When Charles Bowden’s Killing the Hidden Waters was first published in 1977, the population of Arizona – the U.S. state in which he was then living and part of the region in which so much of his narrative takes place – was a little under two-and-a-half million people. In 2003, the year in which his new introduction “What I Learned Watching the Wells Go Down” was added to the fifth paperback printing of the book, the state’s population had risen to over five million. Most who read it thought it both inspired and brilliant, but according to his opening words in the new introduction, he “went wrong:”
The faucet in the kitchen always becomes the reality we believe, and the periodic droughts, one of which for much of the nineties as savaged the West, remain a fantasy. This happens each and every day as the water roars from the faucet and the skies remain dangerously blue. We believe in the immediate moment and decide the future can and will magically take care of itself.
When Bowden originally wrote Killing the Hidden Waters, he intended it to be a primer for any and all interested in a subject that – while as basic as the resources we need to survive can be – can admittedly be a bit, if you’ll pardon the pun, dry when presented in the conventional form in which such things most commonly are explained. But as he has since proven many times over in his many essays and books published since then, Bowden is not one to approach his subjects in any way that could ever be described as common, and his prose is as far from dry as the bottom of the Pacific ocean is from the surface of the Sonoran desert.
Combining the factual precision of the historian, the keen analysis of the sociologist, and the lyricism of the finest story-teller, Bowden approaches the subject of usable water resources not with a recitation of modern-day statistics but by painting the reader a portrait of the Papago – or desert O-otam, a Piman people of the Sonoran desert “who once lived completely in balance with their water resources but now live out of balance with them.”
Living in one of the driest and, by modern standards, inhospitable places on the face of the planet, the O-otam not only lived in but survived because of their desert home for thousands of years. What’s more, they did so without ever tapping the groundwater beneath their feet; the groundwater now so beyond over-exploited by the present-day residents of Phoenix, Tucson, and the rest of southwestern Arizona. Then one day a well-meaning but woefully misinformed outsider drilled a well…
Winding through the cultural histories and practices of the pre-European peoples of the desert southwestern U.S. and northwestern Mexico – as well as some others whose cultures, such as the Comanche, also mostly conformed (albeit in very different ways) to the limits placed upon them by the resources of the region, Bowden leads the reader into a deeper understanding of the ecological dynamics of surface and groundwater in arid environments.
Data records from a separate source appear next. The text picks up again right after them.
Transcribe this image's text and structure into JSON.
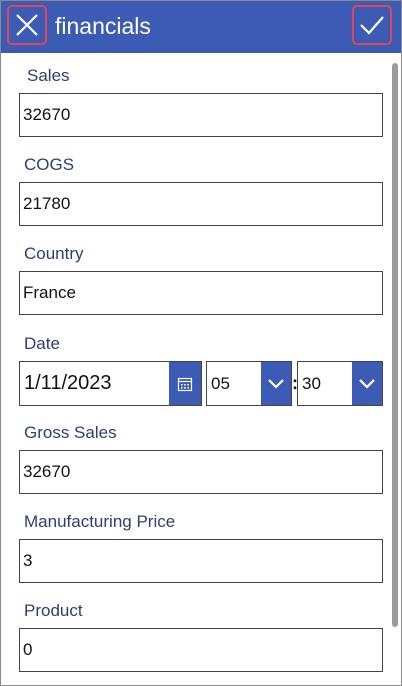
{
  "header": {
    "title": "financials",
    "close_icon": "close-icon",
    "submit_icon": "checkmark-icon",
    "background_color": "#3b5bb5",
    "highlight_color": "#e0455a"
  },
  "form": {
    "sales": {
      "label": "Sales",
      "value": "32670"
    },
    "cogs": {
      "label": "COGS",
      "value": "21780"
    },
    "country": {
      "label": "Country",
      "value": "France"
    },
    "date": {
      "label": "Date",
      "value": "1/11/2023",
      "hour": "05",
      "minute": "30",
      "separator": ":",
      "calendar_icon": "calendar-icon",
      "dropdown_icon": "chevron-down-icon"
    },
    "gross_sales": {
      "label": "Gross Sales",
      "value": "32670"
    },
    "manufacturing_price": {
      "label": "Manufacturing Price",
      "value": "3"
    },
    "product": {
      "label": "Product",
      "value": "0"
    }
  }
}
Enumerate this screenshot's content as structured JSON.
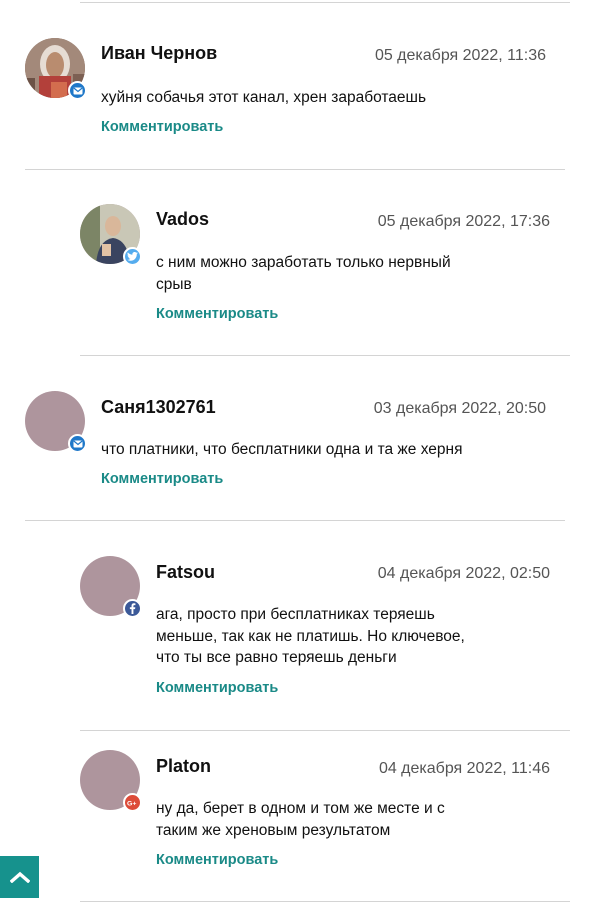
{
  "comments": [
    {
      "author": "Иван Чернов",
      "date": "05 декабря 2022, 11:36",
      "text": "хуйня собачья этот канал, хрен заработаешь",
      "reply_label": "Комментировать",
      "source_icon": "mail-icon",
      "source_color": "#1f78c9"
    },
    {
      "author": "Vados",
      "date": "05 декабря 2022, 17:36",
      "text": "с ним можно заработать только нервный срыв",
      "reply_label": "Комментировать",
      "source_icon": "twitter-icon",
      "source_color": "#55acee"
    },
    {
      "author": "Саня1302761",
      "date": "03 декабря 2022, 20:50",
      "text": "что платники, что бесплатники одна и та же херня",
      "reply_label": "Комментировать",
      "source_icon": "mail-icon",
      "source_color": "#1f78c9"
    },
    {
      "author": "Fatsou",
      "date": "04 декабря 2022, 02:50",
      "text": "ага, просто при бесплатниках теряешь меньше, так как не платишь. Но ключевое, что ты все равно теряешь деньги",
      "reply_label": "Комментировать",
      "source_icon": "facebook-icon",
      "source_color": "#3b5998"
    },
    {
      "author": "Platon",
      "date": "04 декабря 2022, 11:46",
      "text": "ну да, берет в одном и том же месте и с таким же хреновым результатом",
      "reply_label": "Комментировать",
      "source_icon": "google-plus-icon",
      "source_color": "#dd4b39"
    }
  ],
  "placeholder_avatar_color": "#ae959d",
  "accent_color": "#1a8a87",
  "scroll_top_icon": "chevron-up-icon"
}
To this he also makes clear the more subtle but very important idea that “resource problems are almost always cultural problems and not the result of scarcity.”
The O-otam and their pre-European conquest neighbors developed cultures that – until recently – respected the limitations dictated by the land. The Comanches developed a culture that took into account their respective power to live off the products of other nearby peoples – most of whom themselves lived in balance with the limitations of the land. The European settlers developed a culture that employed technology to live far beyond the capacity of the land. In the case of the water resources of the desert southwest (as well as most everywhere else today) the last of these began tapping deep into the water from the past and borrowing against the future to satisfy the ever-increasing demands of the present.
As of the 2013, the estimate by the U.S. Census of the human population of the state of Arizona is 6,626,624, an increase of 3.7% from that same agency’s 2010 estimate. While some have personally begun to heed the call for conservation in the conduct of their individual lives, the growing demand for water in the state increasingly requires the diversion of water from the rivers flowing across the lands of many other western states. The dominant human culture of the region is now so far out of balance with the limits of the land that all the personal actions of everyone in the state will not put things right; the culture itself must change if all the resource debt already incurred is ever to be repaid even in part.
As Bowden so eloquently closes his new introduction to this present edition, “Welcome to the future, the place that will make us face the experiences of our past.”
Title: Killing the Hidden Waters
Author: Charles Bowden
Publisher: University of Texas Press
Pages:206 pp. with 36 illustrations
Published: originally 1977, this edition 2003
In accordance with Federal Trade Commission 16 CFR Part 255, it is disclosed that the copy of the book read in order to produce this review was provided gratis to the reviewer by the publisher.